Monday, October 13, 2008

Palin and Planning.

Mayors have more impact on planning than Governors. It's a blanket statement, since every state is different. Some states, such as Virginia, have total control over all towns, counties and cities, directly telling them what they can and cannot do. Other states, such as Ohio, are less controlling and allow towns and counties to create their own comprehensive plans. (This may be why there is such a disparity between cities like Mariemount, Gahanna and Lorrain).

So when Sarah Palin was mayor of Wasilla, how did she measure up? It's a valid question, and unfortunately it has the answer none of us want to hear. As any good Republican, she shot down the first zoning plan in Wasilla's history, forgoing the opinion of the public and doing only what furthered her own agenda.
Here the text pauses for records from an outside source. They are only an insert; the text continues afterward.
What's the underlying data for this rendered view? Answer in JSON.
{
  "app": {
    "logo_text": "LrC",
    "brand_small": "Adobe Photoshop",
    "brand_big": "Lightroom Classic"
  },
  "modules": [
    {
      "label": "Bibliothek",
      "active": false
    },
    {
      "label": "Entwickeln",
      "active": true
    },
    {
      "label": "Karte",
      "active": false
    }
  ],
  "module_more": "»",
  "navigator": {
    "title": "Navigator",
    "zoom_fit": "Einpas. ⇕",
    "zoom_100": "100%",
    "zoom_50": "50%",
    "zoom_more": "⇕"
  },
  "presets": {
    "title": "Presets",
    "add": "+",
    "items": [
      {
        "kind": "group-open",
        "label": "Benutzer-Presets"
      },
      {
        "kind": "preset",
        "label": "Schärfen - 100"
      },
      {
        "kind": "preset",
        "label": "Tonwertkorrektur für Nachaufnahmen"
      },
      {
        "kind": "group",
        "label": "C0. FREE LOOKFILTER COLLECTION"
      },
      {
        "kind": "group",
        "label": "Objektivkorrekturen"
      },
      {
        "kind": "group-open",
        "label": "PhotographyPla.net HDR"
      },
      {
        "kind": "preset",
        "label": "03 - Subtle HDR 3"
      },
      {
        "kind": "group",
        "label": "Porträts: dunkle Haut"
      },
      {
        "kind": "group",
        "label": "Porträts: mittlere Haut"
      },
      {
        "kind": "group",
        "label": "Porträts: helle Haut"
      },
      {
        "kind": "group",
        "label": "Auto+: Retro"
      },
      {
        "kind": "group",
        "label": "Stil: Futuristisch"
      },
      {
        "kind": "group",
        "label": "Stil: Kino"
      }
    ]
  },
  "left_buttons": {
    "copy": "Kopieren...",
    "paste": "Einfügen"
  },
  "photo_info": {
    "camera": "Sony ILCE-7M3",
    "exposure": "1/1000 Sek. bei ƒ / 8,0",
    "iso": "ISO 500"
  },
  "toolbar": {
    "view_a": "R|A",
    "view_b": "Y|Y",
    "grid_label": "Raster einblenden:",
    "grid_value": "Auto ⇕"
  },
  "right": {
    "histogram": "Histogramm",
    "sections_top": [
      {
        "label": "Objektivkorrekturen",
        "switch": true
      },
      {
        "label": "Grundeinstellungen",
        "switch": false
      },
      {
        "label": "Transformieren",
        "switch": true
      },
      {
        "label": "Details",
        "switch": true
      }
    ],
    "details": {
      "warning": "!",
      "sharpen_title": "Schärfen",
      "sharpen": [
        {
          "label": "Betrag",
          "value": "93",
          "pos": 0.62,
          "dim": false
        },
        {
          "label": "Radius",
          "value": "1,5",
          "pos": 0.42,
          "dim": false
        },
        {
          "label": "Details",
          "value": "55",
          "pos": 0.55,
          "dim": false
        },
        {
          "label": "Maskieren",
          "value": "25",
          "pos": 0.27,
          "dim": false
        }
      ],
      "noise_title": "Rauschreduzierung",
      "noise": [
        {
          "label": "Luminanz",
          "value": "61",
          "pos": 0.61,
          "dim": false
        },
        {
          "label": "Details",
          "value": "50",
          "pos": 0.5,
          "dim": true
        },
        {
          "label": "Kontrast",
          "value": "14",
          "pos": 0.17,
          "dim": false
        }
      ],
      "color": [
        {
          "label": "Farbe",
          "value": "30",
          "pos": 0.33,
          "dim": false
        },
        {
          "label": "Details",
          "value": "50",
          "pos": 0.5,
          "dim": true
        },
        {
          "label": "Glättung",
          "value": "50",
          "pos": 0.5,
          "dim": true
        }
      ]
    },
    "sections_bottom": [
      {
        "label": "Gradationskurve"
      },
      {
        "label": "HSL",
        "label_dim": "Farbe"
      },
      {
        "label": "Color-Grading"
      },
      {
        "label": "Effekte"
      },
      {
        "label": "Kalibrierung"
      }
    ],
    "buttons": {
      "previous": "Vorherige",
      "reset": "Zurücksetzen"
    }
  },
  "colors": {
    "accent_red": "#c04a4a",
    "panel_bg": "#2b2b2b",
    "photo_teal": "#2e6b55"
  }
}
Over the next two months, Palin surprised and excited many in Wasilla by introducing social issues such as abortion and guns to the city's nonpartisan elections on the way to defeating the incumbent. But the centerpiece of her campaign was opposition to Stein's effort to bring zoning to the community.

Wasilla today reflects the results of her free-market approach to development. Running for a second mayoral term in 1999, Palin cited as one of her greatest successes luring a Fred Meyer mega-supermarket to Wasilla. The zoning plan, adopted over then-councilwoman Palin's opposition, proved no impediment for the store, which went up just a few feet from the banks of bucolic Lake Wasilla, with a parking lot that contains Kentucky Fried Chicken, Blockbuster Video, and Carl's Jr.

They are among the dominant landmarks in a city that councilwoman Dianne Woodruff says "looks like a big ugly strip mall from one end to the other."

My word, can it get worse?

"Every time we meet with people for the first time, they say, 'We don't want our town to be like Wasilla,' " said Thea Agnew Bemben, a planner whose firm has worked in neighboring communities.

"You'll hear that a lot of times in meetings. They're afraid Wasilla is coming their way," said Kathy Wells, executive director of the pro-planning Friends of Mat-Su. "The joke now is: Can we put a wall around it and not let it spread?"

Way to go, Sarah! You just can't do anything right. That's something to be proud of!